● **Task goal**
Scan the listing below and copy each line holding the word "JSON".

● **Information**
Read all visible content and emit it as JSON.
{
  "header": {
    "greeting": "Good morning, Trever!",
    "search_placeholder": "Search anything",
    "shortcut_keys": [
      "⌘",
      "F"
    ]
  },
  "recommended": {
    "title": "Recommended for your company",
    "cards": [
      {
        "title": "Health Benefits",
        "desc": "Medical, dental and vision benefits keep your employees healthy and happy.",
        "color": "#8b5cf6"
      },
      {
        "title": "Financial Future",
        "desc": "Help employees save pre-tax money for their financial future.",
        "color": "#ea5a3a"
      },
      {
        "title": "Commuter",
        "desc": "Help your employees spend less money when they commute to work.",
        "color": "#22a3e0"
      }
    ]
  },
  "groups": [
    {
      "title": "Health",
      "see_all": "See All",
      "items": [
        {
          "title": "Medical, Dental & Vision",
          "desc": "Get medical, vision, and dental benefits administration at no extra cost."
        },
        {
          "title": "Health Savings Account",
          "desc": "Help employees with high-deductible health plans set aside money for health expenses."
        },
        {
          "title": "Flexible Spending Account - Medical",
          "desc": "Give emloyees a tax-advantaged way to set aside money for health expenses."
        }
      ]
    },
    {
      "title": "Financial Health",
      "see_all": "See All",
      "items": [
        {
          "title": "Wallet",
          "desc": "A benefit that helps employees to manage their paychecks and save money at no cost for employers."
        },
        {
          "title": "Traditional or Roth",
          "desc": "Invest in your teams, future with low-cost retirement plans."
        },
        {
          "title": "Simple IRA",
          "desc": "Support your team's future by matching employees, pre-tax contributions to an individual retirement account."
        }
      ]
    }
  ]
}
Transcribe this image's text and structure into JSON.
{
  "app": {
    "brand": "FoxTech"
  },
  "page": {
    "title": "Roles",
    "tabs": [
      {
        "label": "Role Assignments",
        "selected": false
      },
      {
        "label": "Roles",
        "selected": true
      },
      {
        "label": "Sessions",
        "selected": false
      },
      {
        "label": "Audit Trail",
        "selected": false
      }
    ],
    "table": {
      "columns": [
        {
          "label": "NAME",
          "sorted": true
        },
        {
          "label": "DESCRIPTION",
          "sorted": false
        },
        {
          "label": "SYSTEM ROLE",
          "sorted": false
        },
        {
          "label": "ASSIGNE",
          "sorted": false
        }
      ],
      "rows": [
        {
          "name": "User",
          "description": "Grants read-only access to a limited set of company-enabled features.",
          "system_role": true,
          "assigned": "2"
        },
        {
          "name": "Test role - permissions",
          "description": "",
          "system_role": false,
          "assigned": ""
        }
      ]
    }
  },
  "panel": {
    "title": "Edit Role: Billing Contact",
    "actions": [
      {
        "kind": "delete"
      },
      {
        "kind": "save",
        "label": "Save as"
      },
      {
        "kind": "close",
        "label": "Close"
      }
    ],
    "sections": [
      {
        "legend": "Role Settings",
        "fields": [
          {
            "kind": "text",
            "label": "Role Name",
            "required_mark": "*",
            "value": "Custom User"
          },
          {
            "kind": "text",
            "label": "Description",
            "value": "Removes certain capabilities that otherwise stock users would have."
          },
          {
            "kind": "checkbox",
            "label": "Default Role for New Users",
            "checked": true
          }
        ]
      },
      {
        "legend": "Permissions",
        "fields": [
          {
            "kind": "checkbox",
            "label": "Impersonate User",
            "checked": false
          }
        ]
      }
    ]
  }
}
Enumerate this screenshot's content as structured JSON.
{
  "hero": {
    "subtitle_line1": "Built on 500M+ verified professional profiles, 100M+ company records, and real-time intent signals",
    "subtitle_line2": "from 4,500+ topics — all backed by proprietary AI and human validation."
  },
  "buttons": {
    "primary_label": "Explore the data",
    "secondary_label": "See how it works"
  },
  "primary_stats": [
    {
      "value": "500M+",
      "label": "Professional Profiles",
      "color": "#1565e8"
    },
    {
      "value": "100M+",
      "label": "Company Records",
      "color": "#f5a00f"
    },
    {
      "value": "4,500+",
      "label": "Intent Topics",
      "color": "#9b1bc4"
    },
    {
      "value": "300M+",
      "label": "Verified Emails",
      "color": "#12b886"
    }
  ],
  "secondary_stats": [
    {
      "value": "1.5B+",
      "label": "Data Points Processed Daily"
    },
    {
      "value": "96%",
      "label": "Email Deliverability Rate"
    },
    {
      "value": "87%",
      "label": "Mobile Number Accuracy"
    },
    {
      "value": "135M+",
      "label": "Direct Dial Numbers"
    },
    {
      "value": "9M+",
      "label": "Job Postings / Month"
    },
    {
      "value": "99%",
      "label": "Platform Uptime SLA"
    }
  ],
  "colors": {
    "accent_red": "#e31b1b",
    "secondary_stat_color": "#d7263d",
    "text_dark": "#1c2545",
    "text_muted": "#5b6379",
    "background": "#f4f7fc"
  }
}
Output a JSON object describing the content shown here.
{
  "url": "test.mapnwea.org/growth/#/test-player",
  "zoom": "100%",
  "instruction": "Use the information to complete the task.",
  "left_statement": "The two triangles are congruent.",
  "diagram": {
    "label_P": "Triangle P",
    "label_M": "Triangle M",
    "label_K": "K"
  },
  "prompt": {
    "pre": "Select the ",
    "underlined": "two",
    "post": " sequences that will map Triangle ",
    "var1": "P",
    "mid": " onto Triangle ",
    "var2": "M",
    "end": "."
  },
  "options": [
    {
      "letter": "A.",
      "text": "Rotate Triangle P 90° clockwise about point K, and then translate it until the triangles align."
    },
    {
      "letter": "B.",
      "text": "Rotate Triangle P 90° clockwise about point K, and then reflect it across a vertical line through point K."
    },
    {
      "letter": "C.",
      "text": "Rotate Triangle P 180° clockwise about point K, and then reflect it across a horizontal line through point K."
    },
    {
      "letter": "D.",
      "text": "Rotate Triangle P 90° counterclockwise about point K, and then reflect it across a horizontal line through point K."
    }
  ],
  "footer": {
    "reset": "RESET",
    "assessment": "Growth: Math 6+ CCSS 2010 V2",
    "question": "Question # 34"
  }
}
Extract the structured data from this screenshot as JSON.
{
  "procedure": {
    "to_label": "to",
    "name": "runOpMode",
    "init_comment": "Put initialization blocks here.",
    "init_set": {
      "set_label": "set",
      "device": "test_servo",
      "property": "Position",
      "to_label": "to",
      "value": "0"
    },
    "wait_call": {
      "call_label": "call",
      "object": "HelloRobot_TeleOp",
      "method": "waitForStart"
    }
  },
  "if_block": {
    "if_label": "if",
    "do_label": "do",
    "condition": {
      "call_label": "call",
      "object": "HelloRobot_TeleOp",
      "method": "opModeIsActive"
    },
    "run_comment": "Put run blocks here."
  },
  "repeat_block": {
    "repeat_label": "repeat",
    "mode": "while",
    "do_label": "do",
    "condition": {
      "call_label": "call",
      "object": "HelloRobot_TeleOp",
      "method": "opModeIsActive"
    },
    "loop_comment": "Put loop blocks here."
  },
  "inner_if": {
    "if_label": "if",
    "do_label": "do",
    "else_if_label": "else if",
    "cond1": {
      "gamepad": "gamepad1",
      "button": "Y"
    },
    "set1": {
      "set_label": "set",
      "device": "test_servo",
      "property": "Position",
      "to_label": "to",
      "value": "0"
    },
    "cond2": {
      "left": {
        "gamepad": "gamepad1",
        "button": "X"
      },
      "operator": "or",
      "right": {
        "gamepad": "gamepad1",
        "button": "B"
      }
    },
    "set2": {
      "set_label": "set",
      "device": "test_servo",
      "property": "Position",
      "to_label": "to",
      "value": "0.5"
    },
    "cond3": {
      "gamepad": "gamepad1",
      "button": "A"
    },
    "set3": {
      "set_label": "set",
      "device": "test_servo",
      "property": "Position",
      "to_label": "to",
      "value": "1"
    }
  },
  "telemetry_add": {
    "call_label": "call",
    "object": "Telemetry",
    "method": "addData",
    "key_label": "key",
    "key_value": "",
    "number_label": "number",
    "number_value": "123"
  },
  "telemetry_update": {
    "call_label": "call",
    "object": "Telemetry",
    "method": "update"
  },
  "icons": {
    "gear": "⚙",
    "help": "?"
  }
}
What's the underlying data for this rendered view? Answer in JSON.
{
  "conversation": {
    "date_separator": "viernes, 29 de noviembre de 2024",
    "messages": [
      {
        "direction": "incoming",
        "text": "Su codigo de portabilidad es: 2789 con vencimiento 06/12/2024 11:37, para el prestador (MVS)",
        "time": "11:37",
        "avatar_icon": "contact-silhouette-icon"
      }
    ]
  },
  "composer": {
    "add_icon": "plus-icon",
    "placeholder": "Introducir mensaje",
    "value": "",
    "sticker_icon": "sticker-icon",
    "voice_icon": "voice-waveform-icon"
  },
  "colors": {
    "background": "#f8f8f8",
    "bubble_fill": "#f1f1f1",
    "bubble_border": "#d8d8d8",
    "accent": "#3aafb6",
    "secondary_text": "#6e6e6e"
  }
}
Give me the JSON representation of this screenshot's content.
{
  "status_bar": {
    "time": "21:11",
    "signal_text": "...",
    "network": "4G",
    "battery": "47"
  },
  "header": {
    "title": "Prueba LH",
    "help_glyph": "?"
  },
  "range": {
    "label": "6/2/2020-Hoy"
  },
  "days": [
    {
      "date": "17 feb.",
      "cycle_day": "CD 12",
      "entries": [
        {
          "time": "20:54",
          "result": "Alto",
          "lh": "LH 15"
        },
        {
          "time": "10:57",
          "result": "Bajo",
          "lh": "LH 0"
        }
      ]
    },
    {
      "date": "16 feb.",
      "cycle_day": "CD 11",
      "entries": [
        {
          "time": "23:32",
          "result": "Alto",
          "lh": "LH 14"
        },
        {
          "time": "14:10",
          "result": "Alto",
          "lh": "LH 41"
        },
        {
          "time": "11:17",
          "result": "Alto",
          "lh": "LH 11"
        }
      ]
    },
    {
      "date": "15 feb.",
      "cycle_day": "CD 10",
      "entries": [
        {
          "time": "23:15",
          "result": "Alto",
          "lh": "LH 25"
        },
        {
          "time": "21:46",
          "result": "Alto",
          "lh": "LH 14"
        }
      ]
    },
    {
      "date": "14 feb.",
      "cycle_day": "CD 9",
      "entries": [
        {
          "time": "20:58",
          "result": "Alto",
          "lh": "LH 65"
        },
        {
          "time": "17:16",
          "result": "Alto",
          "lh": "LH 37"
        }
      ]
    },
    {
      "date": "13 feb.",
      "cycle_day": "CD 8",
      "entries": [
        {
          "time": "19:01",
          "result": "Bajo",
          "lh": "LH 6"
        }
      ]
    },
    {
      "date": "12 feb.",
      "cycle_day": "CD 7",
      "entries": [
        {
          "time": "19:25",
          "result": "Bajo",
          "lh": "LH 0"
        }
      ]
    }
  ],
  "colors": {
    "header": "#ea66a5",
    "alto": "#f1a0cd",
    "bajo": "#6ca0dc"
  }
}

● **Answer section**
Read all visible content and emit it as JSON.
Transcribe this image's text and structure into JSON.
Enumerate this screenshot's content as structured JSON.
Output a JSON object describing the content shown here.
Extract the structured data from this screenshot as JSON.
What's the underlying data for this rendered view? Answer in JSON.
Give me the JSON representation of this screenshot's content.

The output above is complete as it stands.